## Task to carry out
Could you report every line from the entries that includes the word "title"?

:::

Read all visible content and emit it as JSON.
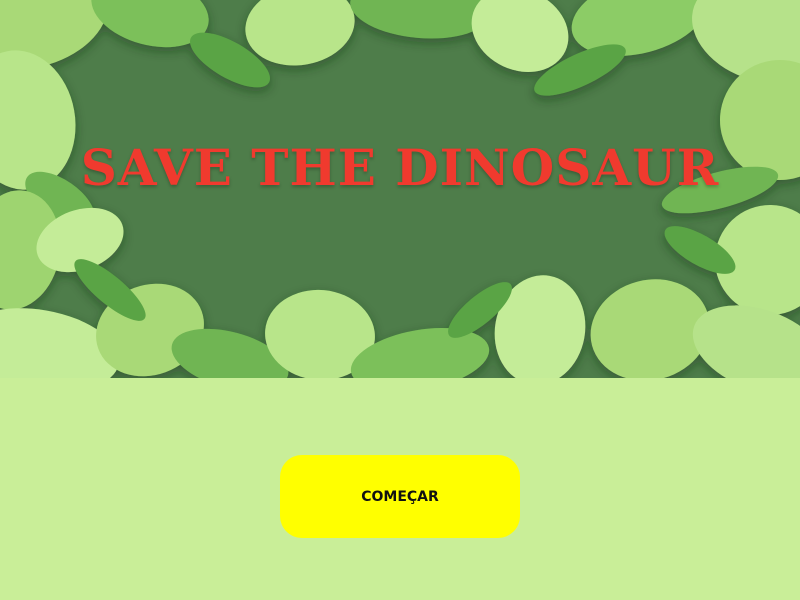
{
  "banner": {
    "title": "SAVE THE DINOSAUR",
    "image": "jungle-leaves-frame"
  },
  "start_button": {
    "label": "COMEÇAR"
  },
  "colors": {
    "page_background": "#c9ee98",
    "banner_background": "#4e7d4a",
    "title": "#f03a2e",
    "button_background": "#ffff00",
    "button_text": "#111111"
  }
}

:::

## Exercise result
    "title": "SAVE THE DINOSAUR",
    "title": "#f03a2e",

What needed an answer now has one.